Last weekend I participated in something new- a cat, pop, and art convention called Pop Cats. Since the advent of Cat Con LA and Jackson Galaxy’s Cat Camp a few years ago, I’d heard a lot about cat conventions, but I had little hope one would actually come to Portland. I’m not sure why, since Portland and its surroundings have some of the most cat-centric people in the country. Portland’s Oregon Humane Society is a leader in cat welfare, uniting with other animal affiliations to form ASAP, the Animal Shelter Alliance of Portland, working to reduce cat overpopulation. (They have been so successful that now OHS brings cats from all over the US to keep up with our local adoption needs!) Portland has several wonderful cat shelters and organizations such as Cat Adoption Team and House of Dreams no-kill all-volunteer cat house.

Anyway, they came, the Pop Cats people, and a wonderful convention ensued. My friend and fellow cat writer Ramona Marek and I were there to sell our books, but we also took turns shopping, listening to fun and informative presentations, and checking out the other vendors. There was an artist’s section as well as lots f space for purveyors of cat necessities such as food, beds and catnip. Several shelters had booths, including OHS which set up a corral of kittens up for adoption.

And what would a convention be without celebrities? Headliners were the Kitten Lady Hannah Shaw and Iammoshow the Cat Rapper. (He’s from Portland!) There was also celeb cat BenBen CatCat and his family Norman and Dilly Bean, (who have cerebellar hypoplasia) and the families of Maya Cat and Monte & Molly all the way from Denmark!

BenBen CatCat

Michael and Mikala, Monte & Molly’s people

Pop Cats had it all: art, clothing, accessories, kitchenware, trinkets, jewelry, and an endless array of items for the cat-inclined, but one of the coolest things about the convention was the people! The amazing cat finery- everything from sequined cat ears to entire furry costumes! And it wasn’t just the women and children, either. Men sported cat ears and hats, tee shirts, cosmic pants, and I even saw a few tails among the crowd.

Cats aren’t just for crazy cat ladies anymore! I can’t wait for the next Pop Cats to come to town!

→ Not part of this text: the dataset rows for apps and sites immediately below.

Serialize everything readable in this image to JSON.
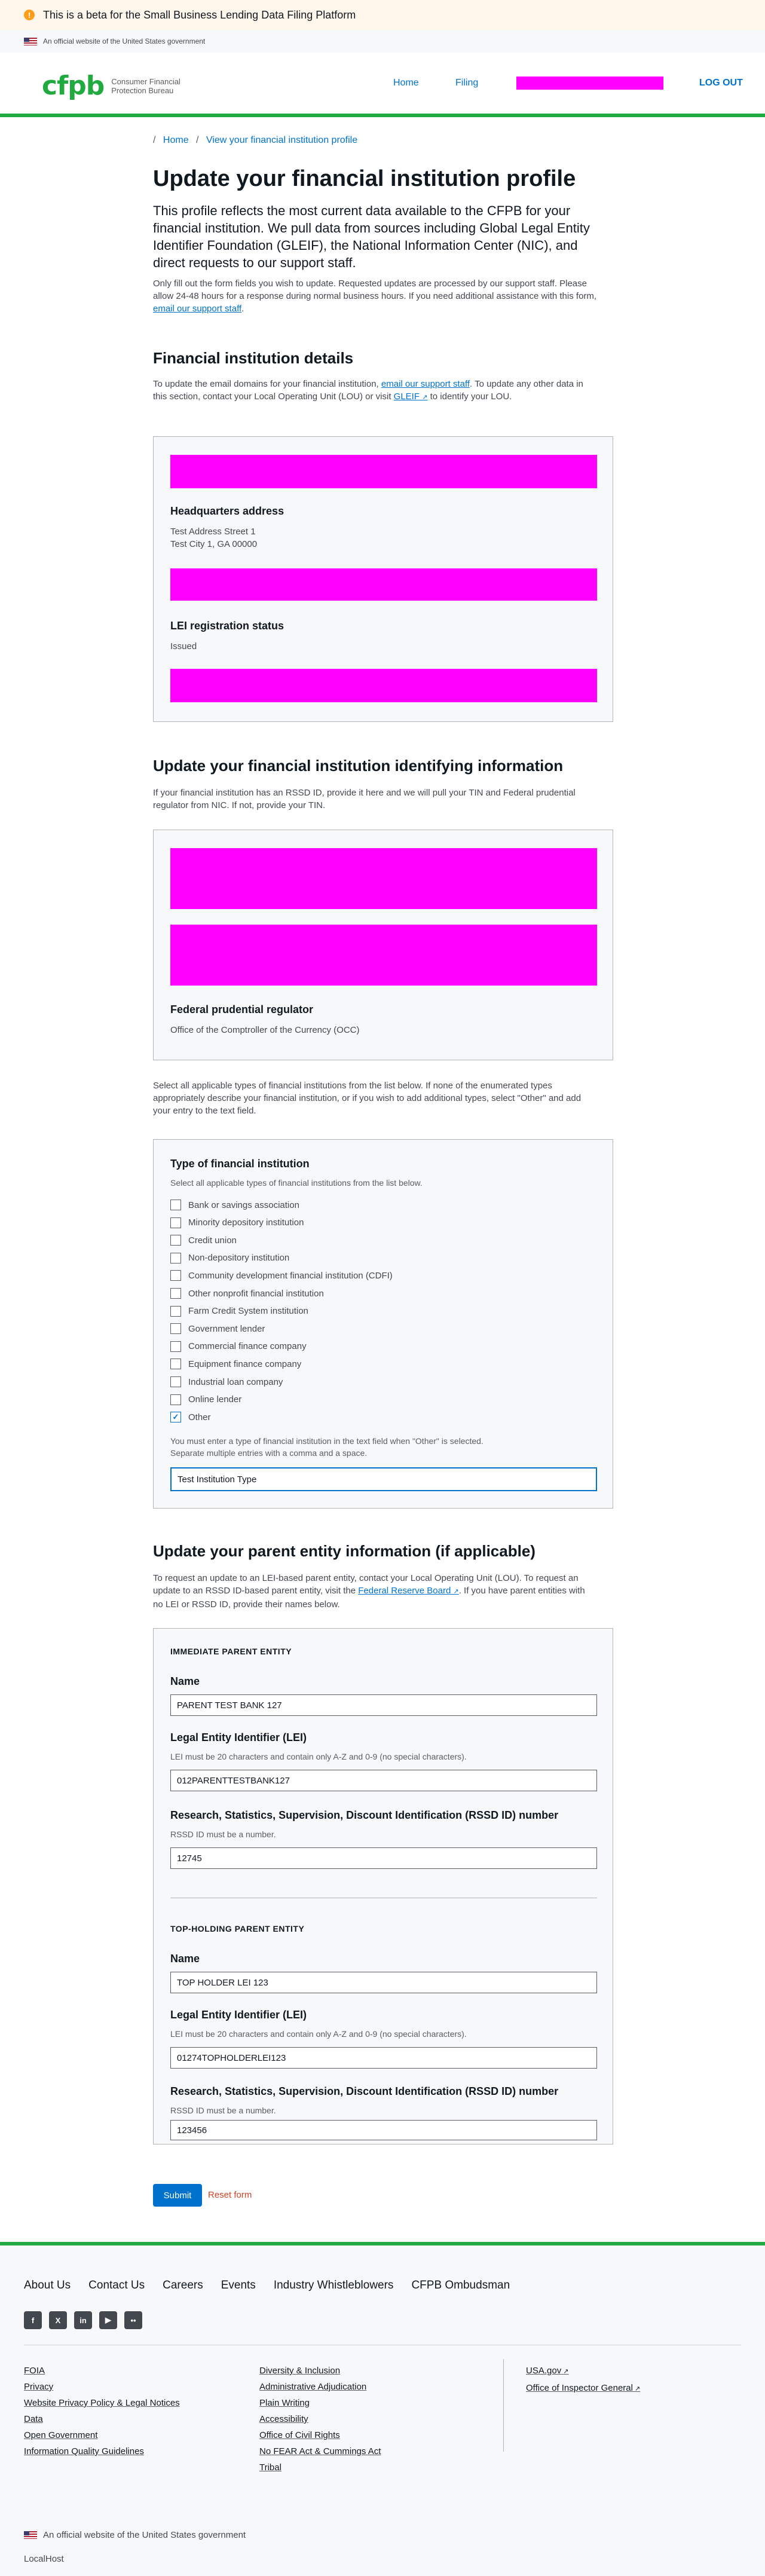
{
  "beta_banner": {
    "icon": "warning-icon",
    "text": "This is a beta for the Small Business Lending Data Filing Platform"
  },
  "gov_banner": {
    "text": "An official website of the United States government"
  },
  "header": {
    "logo_mark": "cfpb",
    "logo_line1": "Consumer Financial",
    "logo_line2": "Protection Bureau",
    "nav_home": "Home",
    "nav_filing": "Filing",
    "nav_logout": "LOG OUT"
  },
  "breadcrumb": {
    "home": "Home",
    "profile": "View your financial institution profile"
  },
  "page": {
    "title": "Update your financial institution profile",
    "lead": "This profile reflects the most current data available to the CFPB for your financial institution. We pull data from sources including Global Legal Entity Identifier Foundation (GLEIF), the National Information Center (NIC), and direct requests to our support staff.",
    "note_prefix": "Only fill out the form fields you wish to update. Requested updates are processed by our support staff. Please allow 24-48 hours for a response during normal business hours. If you need additional assistance with this form, ",
    "note_link": "email our support staff",
    "note_suffix": "."
  },
  "details": {
    "heading": "Financial institution details",
    "para_a": "To update the email domains for your financial institution, ",
    "para_link1": "email our support staff",
    "para_b": ". To update any other data in this section, contact your Local Operating Unit (LOU) or visit ",
    "para_link2": "GLEIF",
    "para_c": " to identify your LOU.",
    "hq_label": "Headquarters address",
    "hq_line1": "Test Address Street 1",
    "hq_line2": "Test City 1, GA 00000",
    "lei_status_label": "LEI registration status",
    "lei_status_value": "Issued"
  },
  "identifying": {
    "heading": "Update your financial institution identifying information",
    "para": "If your financial institution has an RSSD ID, provide it here and we will pull your TIN and Federal prudential regulator from NIC. If not, provide your TIN.",
    "regulator_label": "Federal prudential regulator",
    "regulator_value": "Office of the Comptroller of the Currency (OCC)"
  },
  "types": {
    "intro": "Select all applicable types of financial institutions from the list below. If none of the enumerated types appropriately describe your financial institution, or if you wish to add additional types, select \"Other\" and add your entry to the text field.",
    "label": "Type of financial institution",
    "hint": "Select all applicable types of financial institutions from the list below.",
    "options": [
      {
        "label": "Bank or savings association",
        "checked": false
      },
      {
        "label": "Minority depository institution",
        "checked": false
      },
      {
        "label": "Credit union",
        "checked": false
      },
      {
        "label": "Non-depository institution",
        "checked": false
      },
      {
        "label": "Community development financial institution (CDFI)",
        "checked": false
      },
      {
        "label": "Other nonprofit financial institution",
        "checked": false
      },
      {
        "label": "Farm Credit System institution",
        "checked": false
      },
      {
        "label": "Government lender",
        "checked": false
      },
      {
        "label": "Commercial finance company",
        "checked": false
      },
      {
        "label": "Equipment finance company",
        "checked": false
      },
      {
        "label": "Industrial loan company",
        "checked": false
      },
      {
        "label": "Online lender",
        "checked": false
      },
      {
        "label": "Other",
        "checked": true
      }
    ],
    "other_hint_1": "You must enter a type of financial institution in the text field when \"Other\" is selected.",
    "other_hint_2": "Separate multiple entries with a comma and a space.",
    "other_value": "Test Institution Type"
  },
  "parent": {
    "heading": "Update your parent entity information (if applicable)",
    "para_a": "To request an update to an LEI-based parent entity, contact your Local Operating Unit (LOU). To request an update to an RSSD ID-based parent entity, visit the ",
    "para_link": "Federal Reserve Board",
    "para_b": ". If you have parent entities with no LEI or RSSD ID, provide their names below.",
    "immediate": {
      "caption": "IMMEDIATE PARENT ENTITY",
      "name_label": "Name",
      "name_value": "PARENT TEST BANK 127",
      "lei_label": "Legal Entity Identifier (LEI)",
      "lei_hint": "LEI must be 20 characters and contain only A-Z and 0-9 (no special characters).",
      "lei_value": "012PARENTTESTBANK127",
      "rssd_label": "Research, Statistics, Supervision, Discount Identification (RSSD ID) number",
      "rssd_hint": "RSSD ID must be a number.",
      "rssd_value": "12745"
    },
    "top": {
      "caption": "TOP-HOLDING PARENT ENTITY",
      "name_label": "Name",
      "name_value": "TOP HOLDER LEI 123",
      "lei_label": "Legal Entity Identifier (LEI)",
      "lei_hint": "LEI must be 20 characters and contain only A-Z and 0-9 (no special characters).",
      "lei_value": "01274TOPHOLDERLEI123",
      "rssd_label": "Research, Statistics, Supervision, Discount Identification (RSSD ID) number",
      "rssd_hint": "RSSD ID must be a number.",
      "rssd_value": "123456"
    }
  },
  "actions": {
    "submit": "Submit",
    "reset": "Reset form"
  },
  "footer": {
    "links": [
      "About Us",
      "Contact Us",
      "Careers",
      "Events",
      "Industry Whistleblowers",
      "CFPB Ombudsman"
    ],
    "socials": [
      {
        "icon": "facebook-icon",
        "glyph": "f"
      },
      {
        "icon": "x-icon",
        "glyph": "X"
      },
      {
        "icon": "linkedin-icon",
        "glyph": "in"
      },
      {
        "icon": "youtube-icon",
        "glyph": "▶"
      },
      {
        "icon": "flickr-icon",
        "glyph": "••"
      }
    ],
    "col1": [
      "FOIA",
      "Privacy",
      "Website Privacy Policy & Legal Notices",
      "Data",
      "Open Government",
      "Information Quality Guidelines"
    ],
    "col2": [
      "Diversity & Inclusion",
      "Administrative Adjudication",
      "Plain Writing",
      "Accessibility",
      "Office of Civil Rights",
      "No FEAR Act & Cummings Act",
      "Tribal"
    ],
    "col3": [
      "USA.gov",
      "Office of Inspector General"
    ],
    "gov_text": "An official website of the United States government",
    "host": "LocalHost"
  },
  "colors": {
    "brand_green": "#20aa3f",
    "link_blue": "#0072ce",
    "redaction": "#ff00ff",
    "reset_red": "#d14124",
    "beta_orange": "#ff9e1b"
  }
}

About Pop Cats: POP Cats is a fun-packed festival fueled by the spirit of cats, pop, and art! You’ll love the cat playgrounds; artists; music; photo ops; artisans; brands; workshops; influencers; cat adoptions; and more! A portion of profits benefits participating cat organizations.



Posted in Animal Shelters, Cats, Crazy Cat Lady Mysteries & More, Reviews | Tagged , , , , , , , , | 6 Comments